■ What the exercise asks: Nothing in the entries may be dropped: restate them word for word.

--- Exercise input Enclosed Below ---

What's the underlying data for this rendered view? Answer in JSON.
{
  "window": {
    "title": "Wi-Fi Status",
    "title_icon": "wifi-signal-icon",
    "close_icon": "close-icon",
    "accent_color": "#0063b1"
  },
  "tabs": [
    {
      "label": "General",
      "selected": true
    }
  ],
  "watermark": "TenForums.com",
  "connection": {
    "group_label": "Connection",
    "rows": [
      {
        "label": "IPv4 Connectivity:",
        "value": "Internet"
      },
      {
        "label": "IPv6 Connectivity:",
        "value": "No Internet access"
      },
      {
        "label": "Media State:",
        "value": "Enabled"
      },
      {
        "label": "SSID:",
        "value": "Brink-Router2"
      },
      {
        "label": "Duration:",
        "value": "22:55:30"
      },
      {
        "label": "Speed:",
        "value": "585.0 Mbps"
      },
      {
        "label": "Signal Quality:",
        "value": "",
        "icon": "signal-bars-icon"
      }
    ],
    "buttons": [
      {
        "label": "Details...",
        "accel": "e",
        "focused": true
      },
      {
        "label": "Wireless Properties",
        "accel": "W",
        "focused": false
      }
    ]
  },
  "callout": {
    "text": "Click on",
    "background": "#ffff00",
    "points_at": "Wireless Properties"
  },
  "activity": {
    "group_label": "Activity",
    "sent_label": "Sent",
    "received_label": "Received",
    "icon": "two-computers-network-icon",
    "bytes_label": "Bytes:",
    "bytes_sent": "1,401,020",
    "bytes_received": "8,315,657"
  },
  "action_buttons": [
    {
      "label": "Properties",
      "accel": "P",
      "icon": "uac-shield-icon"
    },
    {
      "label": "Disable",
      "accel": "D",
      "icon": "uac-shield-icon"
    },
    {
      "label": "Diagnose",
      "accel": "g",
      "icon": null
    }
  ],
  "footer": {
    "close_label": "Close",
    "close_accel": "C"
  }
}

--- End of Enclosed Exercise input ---

■ Response to the exercise:
What's the underlying data for this rendered view? Answer in JSON.
{
  "window": {
    "title": "Wi-Fi Status",
    "title_icon": "wifi-signal-icon",
    "close_icon": "close-icon",
    "accent_color": "#0063b1"
  },
  "tabs": [
    {
      "label": "General",
      "selected": true
    }
  ],
  "watermark": "TenForums.com",
  "connection": {
    "group_label": "Connection",
    "rows": [
      {
        "label": "IPv4 Connectivity:",
        "value": "Internet"
      },
      {
        "label": "IPv6 Connectivity:",
        "value": "No Internet access"
      },
      {
        "label": "Media State:",
        "value": "Enabled"
      },
      {
        "label": "SSID:",
        "value": "Brink-Router2"
      },
      {
        "label": "Duration:",
        "value": "22:55:30"
      },
      {
        "label": "Speed:",
        "value": "585.0 Mbps"
      },
      {
        "label": "Signal Quality:",
        "value": "",
        "icon": "signal-bars-icon"
      }
    ],
    "buttons": [
      {
        "label": "Details...",
        "accel": "e",
        "focused": true
      },
      {
        "label": "Wireless Properties",
        "accel": "W",
        "focused": false
      }
    ]
  },
  "callout": {
    "text": "Click on",
    "background": "#ffff00",
    "points_at": "Wireless Properties"
  },
  "activity": {
    "group_label": "Activity",
    "sent_label": "Sent",
    "received_label": "Received",
    "icon": "two-computers-network-icon",
    "bytes_label": "Bytes:",
    "bytes_sent": "1,401,020",
    "bytes_received": "8,315,657"
  },
  "action_buttons": [
    {
      "label": "Properties",
      "accel": "P",
      "icon": "uac-shield-icon"
    },
    {
      "label": "Disable",
      "accel": "D",
      "icon": "uac-shield-icon"
    },
    {
      "label": "Diagnose",
      "accel": "g",
      "icon": null
    }
  ],
  "footer": {
    "close_label": "Close",
    "close_accel": "C"
  }
}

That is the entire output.